- **Problem statement**: Take each line below that has "this" and copy it.

———

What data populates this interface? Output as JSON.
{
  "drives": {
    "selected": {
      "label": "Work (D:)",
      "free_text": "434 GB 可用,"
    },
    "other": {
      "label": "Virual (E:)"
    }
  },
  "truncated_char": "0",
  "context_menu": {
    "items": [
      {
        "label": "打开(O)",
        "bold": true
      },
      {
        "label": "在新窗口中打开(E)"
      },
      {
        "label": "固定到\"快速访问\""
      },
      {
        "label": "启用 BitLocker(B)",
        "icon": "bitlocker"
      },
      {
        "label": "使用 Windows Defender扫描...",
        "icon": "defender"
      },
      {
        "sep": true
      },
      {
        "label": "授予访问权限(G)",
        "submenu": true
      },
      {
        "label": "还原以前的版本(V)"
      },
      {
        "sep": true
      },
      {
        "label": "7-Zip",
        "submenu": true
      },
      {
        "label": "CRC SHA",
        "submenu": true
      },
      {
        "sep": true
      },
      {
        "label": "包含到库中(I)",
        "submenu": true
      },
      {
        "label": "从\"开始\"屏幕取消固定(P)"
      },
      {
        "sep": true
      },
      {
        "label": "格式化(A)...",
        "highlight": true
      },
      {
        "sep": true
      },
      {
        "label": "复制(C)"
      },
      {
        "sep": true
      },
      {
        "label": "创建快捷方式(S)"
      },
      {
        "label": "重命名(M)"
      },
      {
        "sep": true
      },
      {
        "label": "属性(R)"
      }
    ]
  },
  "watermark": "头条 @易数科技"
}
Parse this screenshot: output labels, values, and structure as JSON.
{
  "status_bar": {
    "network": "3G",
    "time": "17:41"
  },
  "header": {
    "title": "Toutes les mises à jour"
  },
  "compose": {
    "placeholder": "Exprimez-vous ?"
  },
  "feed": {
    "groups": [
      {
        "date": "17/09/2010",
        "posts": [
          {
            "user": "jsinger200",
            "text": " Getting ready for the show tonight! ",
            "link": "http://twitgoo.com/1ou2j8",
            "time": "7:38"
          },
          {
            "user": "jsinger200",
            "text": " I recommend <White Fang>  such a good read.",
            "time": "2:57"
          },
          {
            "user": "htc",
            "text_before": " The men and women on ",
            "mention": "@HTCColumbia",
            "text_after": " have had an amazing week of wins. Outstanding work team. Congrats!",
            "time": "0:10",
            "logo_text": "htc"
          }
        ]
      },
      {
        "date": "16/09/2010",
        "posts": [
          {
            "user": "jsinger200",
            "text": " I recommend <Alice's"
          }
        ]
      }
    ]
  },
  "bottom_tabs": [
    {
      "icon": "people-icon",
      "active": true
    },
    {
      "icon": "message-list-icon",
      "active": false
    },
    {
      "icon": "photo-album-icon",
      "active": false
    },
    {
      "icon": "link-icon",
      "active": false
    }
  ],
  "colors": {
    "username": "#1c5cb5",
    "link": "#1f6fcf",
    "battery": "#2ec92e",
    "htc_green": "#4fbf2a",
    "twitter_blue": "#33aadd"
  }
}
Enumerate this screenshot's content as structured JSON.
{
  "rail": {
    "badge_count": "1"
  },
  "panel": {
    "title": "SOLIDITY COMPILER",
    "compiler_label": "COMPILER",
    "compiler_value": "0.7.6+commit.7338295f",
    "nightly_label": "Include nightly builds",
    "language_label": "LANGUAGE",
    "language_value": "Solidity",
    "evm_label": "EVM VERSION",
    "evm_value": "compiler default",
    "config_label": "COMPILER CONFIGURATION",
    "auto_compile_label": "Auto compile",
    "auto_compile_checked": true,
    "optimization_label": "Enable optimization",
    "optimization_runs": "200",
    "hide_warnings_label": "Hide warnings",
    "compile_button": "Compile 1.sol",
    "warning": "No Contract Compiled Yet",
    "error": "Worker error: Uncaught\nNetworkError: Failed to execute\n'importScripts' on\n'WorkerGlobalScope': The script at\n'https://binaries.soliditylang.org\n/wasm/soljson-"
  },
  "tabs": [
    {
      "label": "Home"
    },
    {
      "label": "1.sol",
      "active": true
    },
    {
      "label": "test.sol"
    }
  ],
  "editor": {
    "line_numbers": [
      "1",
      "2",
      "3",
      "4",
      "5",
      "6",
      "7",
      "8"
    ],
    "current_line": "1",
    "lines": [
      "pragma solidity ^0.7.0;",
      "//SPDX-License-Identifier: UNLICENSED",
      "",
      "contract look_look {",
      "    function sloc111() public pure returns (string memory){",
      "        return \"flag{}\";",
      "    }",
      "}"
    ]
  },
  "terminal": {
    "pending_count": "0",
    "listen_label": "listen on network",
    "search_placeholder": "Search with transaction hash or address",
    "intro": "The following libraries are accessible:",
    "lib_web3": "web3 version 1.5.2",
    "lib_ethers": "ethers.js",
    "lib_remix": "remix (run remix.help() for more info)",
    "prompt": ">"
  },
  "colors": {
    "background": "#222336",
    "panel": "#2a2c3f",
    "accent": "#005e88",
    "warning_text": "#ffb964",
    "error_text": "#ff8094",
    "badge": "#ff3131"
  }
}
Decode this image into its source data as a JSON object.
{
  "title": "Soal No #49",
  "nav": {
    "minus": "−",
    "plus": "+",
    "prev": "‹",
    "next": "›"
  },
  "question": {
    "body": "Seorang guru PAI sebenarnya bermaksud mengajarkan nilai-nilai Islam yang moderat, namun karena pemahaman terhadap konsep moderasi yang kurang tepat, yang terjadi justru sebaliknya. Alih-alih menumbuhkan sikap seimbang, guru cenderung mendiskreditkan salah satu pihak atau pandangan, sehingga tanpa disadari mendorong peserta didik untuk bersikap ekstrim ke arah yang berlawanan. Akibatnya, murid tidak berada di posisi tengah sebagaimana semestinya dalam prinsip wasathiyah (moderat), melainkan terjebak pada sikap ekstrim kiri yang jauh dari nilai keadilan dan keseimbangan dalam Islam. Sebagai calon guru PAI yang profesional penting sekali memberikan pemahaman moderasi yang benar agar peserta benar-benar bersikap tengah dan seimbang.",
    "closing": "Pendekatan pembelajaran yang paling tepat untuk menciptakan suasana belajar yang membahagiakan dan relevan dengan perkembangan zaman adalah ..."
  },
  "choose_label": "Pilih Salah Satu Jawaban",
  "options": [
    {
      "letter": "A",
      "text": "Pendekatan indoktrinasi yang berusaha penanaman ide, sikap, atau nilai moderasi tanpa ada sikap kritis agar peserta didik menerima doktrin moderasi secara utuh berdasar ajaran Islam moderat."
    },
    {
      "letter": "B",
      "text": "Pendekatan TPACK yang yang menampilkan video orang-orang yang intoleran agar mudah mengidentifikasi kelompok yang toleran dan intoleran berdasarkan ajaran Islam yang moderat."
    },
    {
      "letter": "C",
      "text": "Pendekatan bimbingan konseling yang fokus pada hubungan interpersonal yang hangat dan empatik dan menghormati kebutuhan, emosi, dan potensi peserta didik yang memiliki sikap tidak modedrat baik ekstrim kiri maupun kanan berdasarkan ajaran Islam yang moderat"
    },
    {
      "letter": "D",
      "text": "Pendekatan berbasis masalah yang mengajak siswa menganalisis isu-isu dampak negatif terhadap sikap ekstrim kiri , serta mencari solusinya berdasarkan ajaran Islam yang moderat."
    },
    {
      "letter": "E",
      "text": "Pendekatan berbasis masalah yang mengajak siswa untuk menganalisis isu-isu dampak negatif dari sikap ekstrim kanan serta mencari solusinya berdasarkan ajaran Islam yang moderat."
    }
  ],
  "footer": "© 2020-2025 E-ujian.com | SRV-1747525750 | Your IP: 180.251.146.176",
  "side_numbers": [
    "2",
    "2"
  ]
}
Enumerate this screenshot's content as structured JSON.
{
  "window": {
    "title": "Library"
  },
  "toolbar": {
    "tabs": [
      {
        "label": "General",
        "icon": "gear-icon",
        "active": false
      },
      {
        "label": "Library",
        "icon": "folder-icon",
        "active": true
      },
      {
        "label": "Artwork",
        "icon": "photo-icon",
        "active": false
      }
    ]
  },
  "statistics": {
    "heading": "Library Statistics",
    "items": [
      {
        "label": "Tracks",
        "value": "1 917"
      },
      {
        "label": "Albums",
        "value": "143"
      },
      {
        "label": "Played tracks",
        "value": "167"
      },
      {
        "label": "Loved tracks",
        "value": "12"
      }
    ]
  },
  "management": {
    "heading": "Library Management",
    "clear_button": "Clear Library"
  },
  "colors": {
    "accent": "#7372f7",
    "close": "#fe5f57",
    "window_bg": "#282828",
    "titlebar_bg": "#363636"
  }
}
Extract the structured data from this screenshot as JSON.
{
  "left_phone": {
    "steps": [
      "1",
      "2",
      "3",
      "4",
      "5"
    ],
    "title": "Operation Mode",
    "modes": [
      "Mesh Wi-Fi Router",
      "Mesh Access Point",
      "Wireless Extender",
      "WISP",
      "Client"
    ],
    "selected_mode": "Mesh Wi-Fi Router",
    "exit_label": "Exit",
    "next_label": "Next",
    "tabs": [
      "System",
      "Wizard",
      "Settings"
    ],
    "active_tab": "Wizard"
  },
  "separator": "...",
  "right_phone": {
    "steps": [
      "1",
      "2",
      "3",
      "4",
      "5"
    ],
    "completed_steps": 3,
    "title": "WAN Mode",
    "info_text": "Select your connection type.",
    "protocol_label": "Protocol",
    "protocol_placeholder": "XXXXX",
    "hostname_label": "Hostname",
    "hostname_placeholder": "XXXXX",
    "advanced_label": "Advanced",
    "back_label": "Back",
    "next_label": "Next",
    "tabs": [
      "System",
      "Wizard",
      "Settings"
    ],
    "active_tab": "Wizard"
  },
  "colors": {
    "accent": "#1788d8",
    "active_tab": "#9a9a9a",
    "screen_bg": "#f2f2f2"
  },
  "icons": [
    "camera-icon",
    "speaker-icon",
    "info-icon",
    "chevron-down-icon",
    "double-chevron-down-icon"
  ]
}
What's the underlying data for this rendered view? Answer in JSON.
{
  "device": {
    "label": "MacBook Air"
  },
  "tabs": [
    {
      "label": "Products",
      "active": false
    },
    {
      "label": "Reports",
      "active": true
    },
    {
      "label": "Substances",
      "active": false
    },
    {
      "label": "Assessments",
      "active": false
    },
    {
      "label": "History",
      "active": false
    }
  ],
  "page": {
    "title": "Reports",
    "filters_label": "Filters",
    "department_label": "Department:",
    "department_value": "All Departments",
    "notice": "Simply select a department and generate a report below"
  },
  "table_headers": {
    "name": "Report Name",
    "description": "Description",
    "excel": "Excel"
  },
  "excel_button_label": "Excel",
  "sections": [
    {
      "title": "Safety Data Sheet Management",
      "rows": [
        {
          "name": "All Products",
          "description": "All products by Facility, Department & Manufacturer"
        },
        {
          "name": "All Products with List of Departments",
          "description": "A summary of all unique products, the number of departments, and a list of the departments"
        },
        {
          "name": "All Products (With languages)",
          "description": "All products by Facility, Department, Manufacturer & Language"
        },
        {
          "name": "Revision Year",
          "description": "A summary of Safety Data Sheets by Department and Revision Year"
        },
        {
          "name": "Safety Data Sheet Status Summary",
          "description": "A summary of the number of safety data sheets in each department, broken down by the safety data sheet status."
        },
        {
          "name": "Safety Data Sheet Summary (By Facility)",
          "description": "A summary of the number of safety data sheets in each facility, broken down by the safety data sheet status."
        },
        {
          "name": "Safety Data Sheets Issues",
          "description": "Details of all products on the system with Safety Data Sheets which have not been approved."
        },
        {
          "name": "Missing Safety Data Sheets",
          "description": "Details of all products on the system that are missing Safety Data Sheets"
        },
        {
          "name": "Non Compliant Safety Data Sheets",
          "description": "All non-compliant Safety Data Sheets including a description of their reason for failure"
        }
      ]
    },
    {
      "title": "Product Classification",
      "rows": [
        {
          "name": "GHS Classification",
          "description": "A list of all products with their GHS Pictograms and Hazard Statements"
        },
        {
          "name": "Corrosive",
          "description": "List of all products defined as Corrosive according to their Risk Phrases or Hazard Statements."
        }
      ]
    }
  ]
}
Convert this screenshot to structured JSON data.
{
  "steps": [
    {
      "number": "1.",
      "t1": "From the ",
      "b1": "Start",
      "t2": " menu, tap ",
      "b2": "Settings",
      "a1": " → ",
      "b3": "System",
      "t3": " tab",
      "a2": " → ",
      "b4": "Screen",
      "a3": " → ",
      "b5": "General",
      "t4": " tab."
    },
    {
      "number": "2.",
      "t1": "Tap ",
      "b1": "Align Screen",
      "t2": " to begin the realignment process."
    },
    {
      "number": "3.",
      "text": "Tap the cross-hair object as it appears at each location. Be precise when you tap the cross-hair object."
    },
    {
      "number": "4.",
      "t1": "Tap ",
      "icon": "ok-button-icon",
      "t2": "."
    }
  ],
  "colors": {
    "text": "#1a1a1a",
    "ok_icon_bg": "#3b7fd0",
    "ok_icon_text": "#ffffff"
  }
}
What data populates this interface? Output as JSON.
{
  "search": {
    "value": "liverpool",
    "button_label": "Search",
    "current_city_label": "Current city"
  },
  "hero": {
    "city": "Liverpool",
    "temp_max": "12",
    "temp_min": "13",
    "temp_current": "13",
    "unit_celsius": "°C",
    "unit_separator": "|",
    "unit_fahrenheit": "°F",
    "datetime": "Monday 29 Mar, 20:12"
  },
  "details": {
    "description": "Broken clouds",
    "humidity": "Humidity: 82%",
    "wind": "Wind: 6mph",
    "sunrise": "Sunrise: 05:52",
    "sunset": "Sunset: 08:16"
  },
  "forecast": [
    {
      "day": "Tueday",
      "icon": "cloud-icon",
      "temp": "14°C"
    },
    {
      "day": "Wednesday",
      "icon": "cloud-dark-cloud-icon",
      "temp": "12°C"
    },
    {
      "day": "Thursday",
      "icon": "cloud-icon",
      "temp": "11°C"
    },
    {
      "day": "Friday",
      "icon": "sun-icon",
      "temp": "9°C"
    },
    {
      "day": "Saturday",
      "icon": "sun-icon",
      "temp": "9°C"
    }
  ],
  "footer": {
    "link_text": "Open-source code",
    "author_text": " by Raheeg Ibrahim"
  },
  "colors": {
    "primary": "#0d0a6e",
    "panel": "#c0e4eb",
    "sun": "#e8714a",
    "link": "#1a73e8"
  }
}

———

- **Exercise output**:
What data populates this interface? Output as JSON.
Parse this screenshot: output labels, values, and structure as JSON.
Enumerate this screenshot's content as structured JSON.
Decode this image into its source data as a JSON object.
Enumerate this screenshot's content as structured JSON.
Extract the structured data from this screenshot as JSON.
What's the underlying data for this rendered view? Answer in JSON.
Convert this screenshot to structured JSON data.
What data populates this interface? Output as JSON.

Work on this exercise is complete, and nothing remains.